*** Exercise inputs

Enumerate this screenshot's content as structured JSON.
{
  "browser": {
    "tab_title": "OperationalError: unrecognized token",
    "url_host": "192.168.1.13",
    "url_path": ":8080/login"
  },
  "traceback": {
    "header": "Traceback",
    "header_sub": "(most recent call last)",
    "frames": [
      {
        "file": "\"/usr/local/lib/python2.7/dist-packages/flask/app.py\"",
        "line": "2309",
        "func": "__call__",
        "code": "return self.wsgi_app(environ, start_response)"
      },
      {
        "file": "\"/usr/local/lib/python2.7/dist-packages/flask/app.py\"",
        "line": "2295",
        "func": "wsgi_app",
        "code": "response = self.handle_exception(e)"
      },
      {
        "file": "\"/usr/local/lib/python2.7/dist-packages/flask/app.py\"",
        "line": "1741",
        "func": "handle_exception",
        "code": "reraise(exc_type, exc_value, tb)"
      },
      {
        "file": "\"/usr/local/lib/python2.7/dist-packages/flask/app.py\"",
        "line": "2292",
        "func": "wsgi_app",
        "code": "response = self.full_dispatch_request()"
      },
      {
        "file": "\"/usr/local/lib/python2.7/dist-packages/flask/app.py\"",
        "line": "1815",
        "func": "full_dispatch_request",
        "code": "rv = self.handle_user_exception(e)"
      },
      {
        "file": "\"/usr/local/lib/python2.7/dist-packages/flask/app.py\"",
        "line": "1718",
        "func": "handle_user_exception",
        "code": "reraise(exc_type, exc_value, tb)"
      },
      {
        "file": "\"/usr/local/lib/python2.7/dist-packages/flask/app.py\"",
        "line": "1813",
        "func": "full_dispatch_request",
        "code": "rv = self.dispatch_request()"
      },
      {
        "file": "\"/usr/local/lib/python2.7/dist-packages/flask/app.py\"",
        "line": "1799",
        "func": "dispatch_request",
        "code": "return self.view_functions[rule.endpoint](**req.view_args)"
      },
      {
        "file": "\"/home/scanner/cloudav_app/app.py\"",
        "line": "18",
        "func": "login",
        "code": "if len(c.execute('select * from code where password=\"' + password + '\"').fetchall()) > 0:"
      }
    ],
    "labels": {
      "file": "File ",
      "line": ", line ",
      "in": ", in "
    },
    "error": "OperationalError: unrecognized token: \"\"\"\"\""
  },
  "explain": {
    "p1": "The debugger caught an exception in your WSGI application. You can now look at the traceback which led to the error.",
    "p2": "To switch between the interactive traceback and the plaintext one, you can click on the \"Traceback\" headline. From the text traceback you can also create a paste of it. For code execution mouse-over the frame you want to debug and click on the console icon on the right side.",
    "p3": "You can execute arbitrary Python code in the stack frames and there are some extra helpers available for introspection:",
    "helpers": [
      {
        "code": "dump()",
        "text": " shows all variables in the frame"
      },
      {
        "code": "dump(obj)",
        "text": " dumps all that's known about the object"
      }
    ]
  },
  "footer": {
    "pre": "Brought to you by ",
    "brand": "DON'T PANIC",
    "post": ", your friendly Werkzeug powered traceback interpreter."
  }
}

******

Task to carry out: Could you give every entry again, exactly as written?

Written solution:
Enumerate this screenshot's content as structured JSON.
{
  "browser": {
    "tab_title": "OperationalError: unrecognized token",
    "url_host": "192.168.1.13",
    "url_path": ":8080/login"
  },
  "traceback": {
    "header": "Traceback",
    "header_sub": "(most recent call last)",
    "frames": [
      {
        "file": "\"/usr/local/lib/python2.7/dist-packages/flask/app.py\"",
        "line": "2309",
        "func": "__call__",
        "code": "return self.wsgi_app(environ, start_response)"
      },
      {
        "file": "\"/usr/local/lib/python2.7/dist-packages/flask/app.py\"",
        "line": "2295",
        "func": "wsgi_app",
        "code": "response = self.handle_exception(e)"
      },
      {
        "file": "\"/usr/local/lib/python2.7/dist-packages/flask/app.py\"",
        "line": "1741",
        "func": "handle_exception",
        "code": "reraise(exc_type, exc_value, tb)"
      },
      {
        "file": "\"/usr/local/lib/python2.7/dist-packages/flask/app.py\"",
        "line": "2292",
        "func": "wsgi_app",
        "code": "response = self.full_dispatch_request()"
      },
      {
        "file": "\"/usr/local/lib/python2.7/dist-packages/flask/app.py\"",
        "line": "1815",
        "func": "full_dispatch_request",
        "code": "rv = self.handle_user_exception(e)"
      },
      {
        "file": "\"/usr/local/lib/python2.7/dist-packages/flask/app.py\"",
        "line": "1718",
        "func": "handle_user_exception",
        "code": "reraise(exc_type, exc_value, tb)"
      },
      {
        "file": "\"/usr/local/lib/python2.7/dist-packages/flask/app.py\"",
        "line": "1813",
        "func": "full_dispatch_request",
        "code": "rv = self.dispatch_request()"
      },
      {
        "file": "\"/usr/local/lib/python2.7/dist-packages/flask/app.py\"",
        "line": "1799",
        "func": "dispatch_request",
        "code": "return self.view_functions[rule.endpoint](**req.view_args)"
      },
      {
        "file": "\"/home/scanner/cloudav_app/app.py\"",
        "line": "18",
        "func": "login",
        "code": "if len(c.execute('select * from code where password=\"' + password + '\"').fetchall()) > 0:"
      }
    ],
    "labels": {
      "file": "File ",
      "line": ", line ",
      "in": ", in "
    },
    "error": "OperationalError: unrecognized token: \"\"\"\"\""
  },
  "explain": {
    "p1": "The debugger caught an exception in your WSGI application. You can now look at the traceback which led to the error.",
    "p2": "To switch between the interactive traceback and the plaintext one, you can click on the \"Traceback\" headline. From the text traceback you can also create a paste of it. For code execution mouse-over the frame you want to debug and click on the console icon on the right side.",
    "p3": "You can execute arbitrary Python code in the stack frames and there are some extra helpers available for introspection:",
    "helpers": [
      {
        "code": "dump()",
        "text": " shows all variables in the frame"
      },
      {
        "code": "dump(obj)",
        "text": " dumps all that's known about the object"
      }
    ]
  },
  "footer": {
    "pre": "Brought to you by ",
    "brand": "DON'T PANIC",
    "post": ", your friendly Werkzeug powered traceback interpreter."
  }
}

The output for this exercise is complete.